- Task description
All of the records should be given back exactly and in full.

- The input
=== Begin Enclosure ===
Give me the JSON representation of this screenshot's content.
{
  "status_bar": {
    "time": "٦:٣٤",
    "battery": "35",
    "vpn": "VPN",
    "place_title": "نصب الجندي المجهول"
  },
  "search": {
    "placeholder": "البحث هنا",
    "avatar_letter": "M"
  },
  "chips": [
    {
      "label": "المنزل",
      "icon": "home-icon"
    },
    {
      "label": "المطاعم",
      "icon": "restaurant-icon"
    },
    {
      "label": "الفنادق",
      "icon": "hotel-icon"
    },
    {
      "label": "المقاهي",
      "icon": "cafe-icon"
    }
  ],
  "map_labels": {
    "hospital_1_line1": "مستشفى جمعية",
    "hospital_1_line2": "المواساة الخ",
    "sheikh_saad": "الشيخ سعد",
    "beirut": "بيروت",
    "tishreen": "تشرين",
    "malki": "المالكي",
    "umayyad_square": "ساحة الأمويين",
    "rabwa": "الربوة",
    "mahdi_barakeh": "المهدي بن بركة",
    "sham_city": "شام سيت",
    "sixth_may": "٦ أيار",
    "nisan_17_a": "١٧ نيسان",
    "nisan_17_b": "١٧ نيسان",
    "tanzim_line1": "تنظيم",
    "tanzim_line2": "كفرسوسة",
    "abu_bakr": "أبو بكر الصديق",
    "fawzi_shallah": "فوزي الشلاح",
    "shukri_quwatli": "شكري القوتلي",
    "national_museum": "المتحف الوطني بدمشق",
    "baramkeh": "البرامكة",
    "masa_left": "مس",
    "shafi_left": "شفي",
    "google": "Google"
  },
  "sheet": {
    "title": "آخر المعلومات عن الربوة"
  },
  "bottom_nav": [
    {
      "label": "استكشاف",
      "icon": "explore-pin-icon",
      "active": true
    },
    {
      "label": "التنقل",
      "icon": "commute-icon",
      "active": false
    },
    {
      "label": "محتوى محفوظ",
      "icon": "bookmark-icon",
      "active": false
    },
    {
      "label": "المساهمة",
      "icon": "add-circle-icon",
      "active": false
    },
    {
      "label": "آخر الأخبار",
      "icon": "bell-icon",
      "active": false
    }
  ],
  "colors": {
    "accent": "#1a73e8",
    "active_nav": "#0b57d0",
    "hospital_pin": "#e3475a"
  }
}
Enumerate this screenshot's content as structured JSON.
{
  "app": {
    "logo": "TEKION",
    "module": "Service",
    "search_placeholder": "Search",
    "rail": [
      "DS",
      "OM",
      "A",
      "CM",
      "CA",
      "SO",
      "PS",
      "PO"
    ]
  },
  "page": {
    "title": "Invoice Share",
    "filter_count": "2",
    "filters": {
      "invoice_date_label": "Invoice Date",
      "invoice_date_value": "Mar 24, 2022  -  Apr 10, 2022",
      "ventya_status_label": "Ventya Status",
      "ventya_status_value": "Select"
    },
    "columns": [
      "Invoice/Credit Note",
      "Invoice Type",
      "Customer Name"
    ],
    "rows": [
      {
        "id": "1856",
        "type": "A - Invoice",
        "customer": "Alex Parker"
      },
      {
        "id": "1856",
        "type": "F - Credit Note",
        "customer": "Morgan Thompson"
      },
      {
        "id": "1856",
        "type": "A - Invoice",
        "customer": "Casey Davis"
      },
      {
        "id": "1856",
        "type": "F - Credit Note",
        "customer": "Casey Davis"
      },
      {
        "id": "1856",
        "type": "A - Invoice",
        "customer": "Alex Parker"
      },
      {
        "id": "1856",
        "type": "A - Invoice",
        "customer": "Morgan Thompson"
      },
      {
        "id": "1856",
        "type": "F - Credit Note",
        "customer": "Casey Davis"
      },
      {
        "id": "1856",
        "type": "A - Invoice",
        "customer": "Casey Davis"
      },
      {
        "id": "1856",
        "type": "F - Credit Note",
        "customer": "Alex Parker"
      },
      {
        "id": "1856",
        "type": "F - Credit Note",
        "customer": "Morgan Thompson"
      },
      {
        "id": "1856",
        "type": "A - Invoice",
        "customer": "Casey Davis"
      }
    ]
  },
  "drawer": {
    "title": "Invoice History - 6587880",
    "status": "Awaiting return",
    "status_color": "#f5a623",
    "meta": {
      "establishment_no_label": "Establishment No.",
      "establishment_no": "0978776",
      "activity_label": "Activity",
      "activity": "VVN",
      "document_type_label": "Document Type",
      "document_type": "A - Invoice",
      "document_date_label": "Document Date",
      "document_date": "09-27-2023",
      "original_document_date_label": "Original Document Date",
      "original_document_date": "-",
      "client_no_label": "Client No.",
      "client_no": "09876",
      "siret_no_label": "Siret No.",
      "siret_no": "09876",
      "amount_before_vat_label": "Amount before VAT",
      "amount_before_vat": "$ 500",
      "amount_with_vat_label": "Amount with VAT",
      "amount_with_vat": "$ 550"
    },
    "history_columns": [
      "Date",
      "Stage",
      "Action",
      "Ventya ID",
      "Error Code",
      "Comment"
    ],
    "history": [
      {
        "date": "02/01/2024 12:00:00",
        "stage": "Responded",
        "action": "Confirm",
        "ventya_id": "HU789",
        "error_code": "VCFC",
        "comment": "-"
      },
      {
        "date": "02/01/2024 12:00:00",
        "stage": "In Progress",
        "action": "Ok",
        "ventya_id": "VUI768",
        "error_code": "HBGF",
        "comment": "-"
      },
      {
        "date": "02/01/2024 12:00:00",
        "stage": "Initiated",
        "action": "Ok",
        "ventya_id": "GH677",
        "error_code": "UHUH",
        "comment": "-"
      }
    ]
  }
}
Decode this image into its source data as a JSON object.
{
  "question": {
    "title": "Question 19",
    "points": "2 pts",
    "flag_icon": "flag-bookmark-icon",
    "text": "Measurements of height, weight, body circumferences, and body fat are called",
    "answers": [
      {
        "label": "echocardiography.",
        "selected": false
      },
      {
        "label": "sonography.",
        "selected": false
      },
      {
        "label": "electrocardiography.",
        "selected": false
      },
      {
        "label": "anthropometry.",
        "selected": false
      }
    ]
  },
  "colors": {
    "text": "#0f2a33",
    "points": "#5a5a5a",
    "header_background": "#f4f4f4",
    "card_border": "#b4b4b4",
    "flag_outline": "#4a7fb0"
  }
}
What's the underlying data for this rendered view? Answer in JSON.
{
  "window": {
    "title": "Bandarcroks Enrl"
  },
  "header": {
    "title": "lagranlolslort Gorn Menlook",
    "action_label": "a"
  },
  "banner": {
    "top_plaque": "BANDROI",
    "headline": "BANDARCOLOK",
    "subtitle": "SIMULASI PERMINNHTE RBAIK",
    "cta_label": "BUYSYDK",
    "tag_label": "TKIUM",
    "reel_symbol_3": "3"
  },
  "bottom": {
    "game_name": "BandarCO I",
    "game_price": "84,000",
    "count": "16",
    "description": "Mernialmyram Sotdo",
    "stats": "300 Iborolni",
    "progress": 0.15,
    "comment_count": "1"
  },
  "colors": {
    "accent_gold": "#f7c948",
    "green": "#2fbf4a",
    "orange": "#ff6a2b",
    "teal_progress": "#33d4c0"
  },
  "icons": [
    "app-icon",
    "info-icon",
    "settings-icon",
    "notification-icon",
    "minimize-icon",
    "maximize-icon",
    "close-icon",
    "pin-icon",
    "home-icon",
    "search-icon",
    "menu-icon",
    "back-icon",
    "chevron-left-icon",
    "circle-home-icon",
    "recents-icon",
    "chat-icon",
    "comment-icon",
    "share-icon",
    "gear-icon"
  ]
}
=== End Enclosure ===
- Written answer
Give me the JSON representation of this screenshot's content.
{
  "status_bar": {
    "time": "٦:٣٤",
    "battery": "35",
    "vpn": "VPN",
    "place_title": "نصب الجندي المجهول"
  },
  "search": {
    "placeholder": "البحث هنا",
    "avatar_letter": "M"
  },
  "chips": [
    {
      "label": "المنزل",
      "icon": "home-icon"
    },
    {
      "label": "المطاعم",
      "icon": "restaurant-icon"
    },
    {
      "label": "الفنادق",
      "icon": "hotel-icon"
    },
    {
      "label": "المقاهي",
      "icon": "cafe-icon"
    }
  ],
  "map_labels": {
    "hospital_1_line1": "مستشفى جمعية",
    "hospital_1_line2": "المواساة الخ",
    "sheikh_saad": "الشيخ سعد",
    "beirut": "بيروت",
    "tishreen": "تشرين",
    "malki": "المالكي",
    "umayyad_square": "ساحة الأمويين",
    "rabwa": "الربوة",
    "mahdi_barakeh": "المهدي بن بركة",
    "sham_city": "شام سيت",
    "sixth_may": "٦ أيار",
    "nisan_17_a": "١٧ نيسان",
    "nisan_17_b": "١٧ نيسان",
    "tanzim_line1": "تنظيم",
    "tanzim_line2": "كفرسوسة",
    "abu_bakr": "أبو بكر الصديق",
    "fawzi_shallah": "فوزي الشلاح",
    "shukri_quwatli": "شكري القوتلي",
    "national_museum": "المتحف الوطني بدمشق",
    "baramkeh": "البرامكة",
    "masa_left": "مس",
    "shafi_left": "شفي",
    "google": "Google"
  },
  "sheet": {
    "title": "آخر المعلومات عن الربوة"
  },
  "bottom_nav": [
    {
      "label": "استكشاف",
      "icon": "explore-pin-icon",
      "active": true
    },
    {
      "label": "التنقل",
      "icon": "commute-icon",
      "active": false
    },
    {
      "label": "محتوى محفوظ",
      "icon": "bookmark-icon",
      "active": false
    },
    {
      "label": "المساهمة",
      "icon": "add-circle-icon",
      "active": false
    },
    {
      "label": "آخر الأخبار",
      "icon": "bell-icon",
      "active": false
    }
  ],
  "colors": {
    "accent": "#1a73e8",
    "active_nav": "#0b57d0",
    "hospital_pin": "#e3475a"
  }
}
Enumerate this screenshot's content as structured JSON.
{
  "app": {
    "logo": "TEKION",
    "module": "Service",
    "search_placeholder": "Search",
    "rail": [
      "DS",
      "OM",
      "A",
      "CM",
      "CA",
      "SO",
      "PS",
      "PO"
    ]
  },
  "page": {
    "title": "Invoice Share",
    "filter_count": "2",
    "filters": {
      "invoice_date_label": "Invoice Date",
      "invoice_date_value": "Mar 24, 2022  -  Apr 10, 2022",
      "ventya_status_label": "Ventya Status",
      "ventya_status_value": "Select"
    },
    "columns": [
      "Invoice/Credit Note",
      "Invoice Type",
      "Customer Name"
    ],
    "rows": [
      {
        "id": "1856",
        "type": "A - Invoice",
        "customer": "Alex Parker"
      },
      {
        "id": "1856",
        "type": "F - Credit Note",
        "customer": "Morgan Thompson"
      },
      {
        "id": "1856",
        "type": "A - Invoice",
        "customer": "Casey Davis"
      },
      {
        "id": "1856",
        "type": "F - Credit Note",
        "customer": "Casey Davis"
      },
      {
        "id": "1856",
        "type": "A - Invoice",
        "customer": "Alex Parker"
      },
      {
        "id": "1856",
        "type": "A - Invoice",
        "customer": "Morgan Thompson"
      },
      {
        "id": "1856",
        "type": "F - Credit Note",
        "customer": "Casey Davis"
      },
      {
        "id": "1856",
        "type": "A - Invoice",
        "customer": "Casey Davis"
      },
      {
        "id": "1856",
        "type": "F - Credit Note",
        "customer": "Alex Parker"
      },
      {
        "id": "1856",
        "type": "F - Credit Note",
        "customer": "Morgan Thompson"
      },
      {
        "id": "1856",
        "type": "A - Invoice",
        "customer": "Casey Davis"
      }
    ]
  },
  "drawer": {
    "title": "Invoice History - 6587880",
    "status": "Awaiting return",
    "status_color": "#f5a623",
    "meta": {
      "establishment_no_label": "Establishment No.",
      "establishment_no": "0978776",
      "activity_label": "Activity",
      "activity": "VVN",
      "document_type_label": "Document Type",
      "document_type": "A - Invoice",
      "document_date_label": "Document Date",
      "document_date": "09-27-2023",
      "original_document_date_label": "Original Document Date",
      "original_document_date": "-",
      "client_no_label": "Client No.",
      "client_no": "09876",
      "siret_no_label": "Siret No.",
      "siret_no": "09876",
      "amount_before_vat_label": "Amount before VAT",
      "amount_before_vat": "$ 500",
      "amount_with_vat_label": "Amount with VAT",
      "amount_with_vat": "$ 550"
    },
    "history_columns": [
      "Date",
      "Stage",
      "Action",
      "Ventya ID",
      "Error Code",
      "Comment"
    ],
    "history": [
      {
        "date": "02/01/2024 12:00:00",
        "stage": "Responded",
        "action": "Confirm",
        "ventya_id": "HU789",
        "error_code": "VCFC",
        "comment": "-"
      },
      {
        "date": "02/01/2024 12:00:00",
        "stage": "In Progress",
        "action": "Ok",
        "ventya_id": "VUI768",
        "error_code": "HBGF",
        "comment": "-"
      },
      {
        "date": "02/01/2024 12:00:00",
        "stage": "Initiated",
        "action": "Ok",
        "ventya_id": "GH677",
        "error_code": "UHUH",
        "comment": "-"
      }
    ]
  }
}
Decode this image into its source data as a JSON object.
{
  "question": {
    "title": "Question 19",
    "points": "2 pts",
    "flag_icon": "flag-bookmark-icon",
    "text": "Measurements of height, weight, body circumferences, and body fat are called",
    "answers": [
      {
        "label": "echocardiography.",
        "selected": false
      },
      {
        "label": "sonography.",
        "selected": false
      },
      {
        "label": "electrocardiography.",
        "selected": false
      },
      {
        "label": "anthropometry.",
        "selected": false
      }
    ]
  },
  "colors": {
    "text": "#0f2a33",
    "points": "#5a5a5a",
    "header_background": "#f4f4f4",
    "card_border": "#b4b4b4",
    "flag_outline": "#4a7fb0"
  }
}
What's the underlying data for this rendered view? Answer in JSON.
{
  "window": {
    "title": "Bandarcroks Enrl"
  },
  "header": {
    "title": "lagranlolslort Gorn Menlook",
    "action_label": "a"
  },
  "banner": {
    "top_plaque": "BANDROI",
    "headline": "BANDARCOLOK",
    "subtitle": "SIMULASI PERMINNHTE RBAIK",
    "cta_label": "BUYSYDK",
    "tag_label": "TKIUM",
    "reel_symbol_3": "3"
  },
  "bottom": {
    "game_name": "BandarCO I",
    "game_price": "84,000",
    "count": "16",
    "description": "Mernialmyram Sotdo",
    "stats": "300 Iborolni",
    "progress": 0.15,
    "comment_count": "1"
  },
  "colors": {
    "accent_gold": "#f7c948",
    "green": "#2fbf4a",
    "orange": "#ff6a2b",
    "teal_progress": "#33d4c0"
  },
  "icons": [
    "app-icon",
    "info-icon",
    "settings-icon",
    "notification-icon",
    "minimize-icon",
    "maximize-icon",
    "close-icon",
    "pin-icon",
    "home-icon",
    "search-icon",
    "menu-icon",
    "back-icon",
    "chevron-left-icon",
    "circle-home-icon",
    "recents-icon",
    "chat-icon",
    "comment-icon",
    "share-icon",
    "gear-icon"
  ]
}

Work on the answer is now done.